But really though. Sometimes we think people make things extra spicy to spite us, or just have a laugh, when we ask for it not to be spicy. Better to just adjust your taste buds before you come!

Alright… well in the course of writing this many more things came to mind, but I do want to keep things in small digestible (no pun intended!) doses. See you in a week!

Other lessons:

Thai Crash Course Part 1: 6 Useful Expressions | Thai Crash Course Part 2: 5 Useful Questions | Thai Crash Course Part 3: 7 Commonly Used Adjectives | Thai Crash Course Party 4: 5 Useful Verbs | Thai Crash Course Part 5: Numbers |Thai Crash Course Part 6: Question Words

Advertisements

One thought on “Thai Crash Course Part 3: 7 Commonly Used Adjectives

  1. You share interesting things here. I think that
    your website can go viral easily, but you must give
    it initial boost and i know how to do it, just type in google for – mundillo
    traffic increase go viral

Leave a Reply

Fill in your details below or click an icon to log in:

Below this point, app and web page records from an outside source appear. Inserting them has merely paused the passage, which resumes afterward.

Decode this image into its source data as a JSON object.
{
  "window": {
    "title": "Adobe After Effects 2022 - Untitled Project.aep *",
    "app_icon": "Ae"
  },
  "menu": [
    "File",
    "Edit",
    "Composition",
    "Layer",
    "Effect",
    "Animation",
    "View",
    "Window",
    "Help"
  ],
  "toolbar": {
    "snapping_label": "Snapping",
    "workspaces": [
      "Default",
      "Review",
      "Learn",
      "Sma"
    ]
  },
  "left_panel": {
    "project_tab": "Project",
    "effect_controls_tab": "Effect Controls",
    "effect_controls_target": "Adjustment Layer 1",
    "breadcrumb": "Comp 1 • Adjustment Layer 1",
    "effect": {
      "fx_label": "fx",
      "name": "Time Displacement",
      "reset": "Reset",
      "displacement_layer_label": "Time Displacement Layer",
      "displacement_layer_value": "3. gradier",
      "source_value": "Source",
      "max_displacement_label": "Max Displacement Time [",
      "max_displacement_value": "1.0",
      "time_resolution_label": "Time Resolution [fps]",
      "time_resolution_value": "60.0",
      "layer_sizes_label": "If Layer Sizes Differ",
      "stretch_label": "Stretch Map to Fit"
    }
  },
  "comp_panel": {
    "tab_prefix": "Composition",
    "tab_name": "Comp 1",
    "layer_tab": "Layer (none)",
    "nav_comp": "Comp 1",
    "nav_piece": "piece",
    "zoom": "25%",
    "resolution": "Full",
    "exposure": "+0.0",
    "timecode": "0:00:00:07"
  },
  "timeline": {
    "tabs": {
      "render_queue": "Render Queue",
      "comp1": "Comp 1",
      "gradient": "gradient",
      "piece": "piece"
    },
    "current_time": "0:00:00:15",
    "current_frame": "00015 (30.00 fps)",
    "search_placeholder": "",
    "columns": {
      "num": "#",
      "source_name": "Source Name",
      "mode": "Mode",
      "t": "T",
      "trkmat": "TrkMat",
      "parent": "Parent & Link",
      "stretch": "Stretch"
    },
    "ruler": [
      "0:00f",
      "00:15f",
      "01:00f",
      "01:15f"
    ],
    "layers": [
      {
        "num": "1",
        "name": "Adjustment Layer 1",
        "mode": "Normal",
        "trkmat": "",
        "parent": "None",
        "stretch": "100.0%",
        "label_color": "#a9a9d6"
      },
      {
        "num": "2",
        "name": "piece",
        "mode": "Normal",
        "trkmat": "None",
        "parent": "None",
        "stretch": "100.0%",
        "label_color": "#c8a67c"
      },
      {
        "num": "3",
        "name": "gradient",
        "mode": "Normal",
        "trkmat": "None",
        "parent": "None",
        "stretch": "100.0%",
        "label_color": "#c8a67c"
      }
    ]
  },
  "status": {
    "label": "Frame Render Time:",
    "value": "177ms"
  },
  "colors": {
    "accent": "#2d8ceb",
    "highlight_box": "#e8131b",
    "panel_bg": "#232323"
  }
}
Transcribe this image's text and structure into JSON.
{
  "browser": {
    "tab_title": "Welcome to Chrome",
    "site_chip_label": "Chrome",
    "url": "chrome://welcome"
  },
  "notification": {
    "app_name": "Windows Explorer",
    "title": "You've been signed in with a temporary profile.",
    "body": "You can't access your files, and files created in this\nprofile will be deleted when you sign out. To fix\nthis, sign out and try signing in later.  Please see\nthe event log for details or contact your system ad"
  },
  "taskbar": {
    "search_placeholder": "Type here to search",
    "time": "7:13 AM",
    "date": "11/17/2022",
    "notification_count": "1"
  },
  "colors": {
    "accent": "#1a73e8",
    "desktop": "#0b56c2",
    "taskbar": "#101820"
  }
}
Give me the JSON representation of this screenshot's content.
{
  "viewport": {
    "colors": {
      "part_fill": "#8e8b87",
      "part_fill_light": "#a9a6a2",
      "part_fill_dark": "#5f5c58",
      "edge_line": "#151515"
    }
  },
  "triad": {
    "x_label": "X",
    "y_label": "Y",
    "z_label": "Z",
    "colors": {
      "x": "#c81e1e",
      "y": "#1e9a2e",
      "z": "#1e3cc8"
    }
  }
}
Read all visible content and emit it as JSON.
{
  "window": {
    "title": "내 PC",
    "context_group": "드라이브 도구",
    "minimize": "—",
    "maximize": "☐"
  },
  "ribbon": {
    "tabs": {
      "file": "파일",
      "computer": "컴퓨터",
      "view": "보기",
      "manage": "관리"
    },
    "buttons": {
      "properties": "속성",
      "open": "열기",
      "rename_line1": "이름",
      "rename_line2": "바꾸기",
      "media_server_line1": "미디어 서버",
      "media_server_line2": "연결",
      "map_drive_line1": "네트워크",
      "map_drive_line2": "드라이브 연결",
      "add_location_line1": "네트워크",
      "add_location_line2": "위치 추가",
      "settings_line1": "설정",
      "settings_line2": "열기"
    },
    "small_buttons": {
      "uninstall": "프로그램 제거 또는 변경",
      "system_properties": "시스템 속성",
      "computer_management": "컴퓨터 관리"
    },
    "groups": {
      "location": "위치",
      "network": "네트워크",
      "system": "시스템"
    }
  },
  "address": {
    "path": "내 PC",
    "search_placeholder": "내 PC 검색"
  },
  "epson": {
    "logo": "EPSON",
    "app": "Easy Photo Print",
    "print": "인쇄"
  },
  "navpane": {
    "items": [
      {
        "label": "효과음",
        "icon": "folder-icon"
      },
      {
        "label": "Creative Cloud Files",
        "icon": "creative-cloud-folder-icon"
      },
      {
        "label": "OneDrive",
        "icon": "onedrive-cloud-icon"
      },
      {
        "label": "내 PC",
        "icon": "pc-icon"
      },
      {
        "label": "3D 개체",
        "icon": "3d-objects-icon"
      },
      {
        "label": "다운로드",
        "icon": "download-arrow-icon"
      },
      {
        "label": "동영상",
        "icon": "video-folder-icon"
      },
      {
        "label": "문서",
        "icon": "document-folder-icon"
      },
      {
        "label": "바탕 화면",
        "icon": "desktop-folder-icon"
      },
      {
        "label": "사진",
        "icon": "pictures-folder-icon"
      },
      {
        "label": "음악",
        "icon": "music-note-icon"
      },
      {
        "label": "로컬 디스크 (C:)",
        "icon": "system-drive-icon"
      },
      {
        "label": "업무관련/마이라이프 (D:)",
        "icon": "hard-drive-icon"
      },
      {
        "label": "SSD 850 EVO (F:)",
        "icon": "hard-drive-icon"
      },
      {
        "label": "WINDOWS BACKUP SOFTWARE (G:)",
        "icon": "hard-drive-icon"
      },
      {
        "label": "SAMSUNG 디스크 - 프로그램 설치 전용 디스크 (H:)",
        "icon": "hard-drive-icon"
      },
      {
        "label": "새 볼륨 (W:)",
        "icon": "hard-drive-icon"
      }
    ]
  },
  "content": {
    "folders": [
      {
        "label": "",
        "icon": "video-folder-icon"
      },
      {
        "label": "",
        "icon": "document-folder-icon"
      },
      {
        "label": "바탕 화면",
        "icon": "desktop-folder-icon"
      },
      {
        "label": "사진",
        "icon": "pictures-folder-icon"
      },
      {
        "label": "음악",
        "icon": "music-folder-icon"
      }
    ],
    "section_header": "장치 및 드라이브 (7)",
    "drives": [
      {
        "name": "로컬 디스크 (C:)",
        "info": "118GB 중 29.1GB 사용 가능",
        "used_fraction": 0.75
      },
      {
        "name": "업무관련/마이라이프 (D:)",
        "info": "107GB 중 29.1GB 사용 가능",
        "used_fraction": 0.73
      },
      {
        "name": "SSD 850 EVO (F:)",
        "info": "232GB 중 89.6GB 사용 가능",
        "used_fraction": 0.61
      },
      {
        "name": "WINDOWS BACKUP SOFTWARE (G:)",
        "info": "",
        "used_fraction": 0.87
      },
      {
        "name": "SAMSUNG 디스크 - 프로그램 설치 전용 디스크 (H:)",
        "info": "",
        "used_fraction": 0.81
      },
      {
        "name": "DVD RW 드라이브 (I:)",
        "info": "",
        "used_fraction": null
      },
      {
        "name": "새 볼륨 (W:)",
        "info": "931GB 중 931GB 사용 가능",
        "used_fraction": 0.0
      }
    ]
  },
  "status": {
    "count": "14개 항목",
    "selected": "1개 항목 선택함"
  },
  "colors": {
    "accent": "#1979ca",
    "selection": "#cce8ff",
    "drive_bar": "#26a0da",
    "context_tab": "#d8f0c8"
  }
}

WordPress.com Logo

You are commenting using your WordPress.com account. Log Out / Change )

Twitter picture

You are commenting using your Twitter account. Log Out / Change )

Facebook photo

You are commenting using your Facebook account. Log Out / Change )

Google+ photo

You are commenting using your Google+ account. Log Out / Change )

Connecting to %s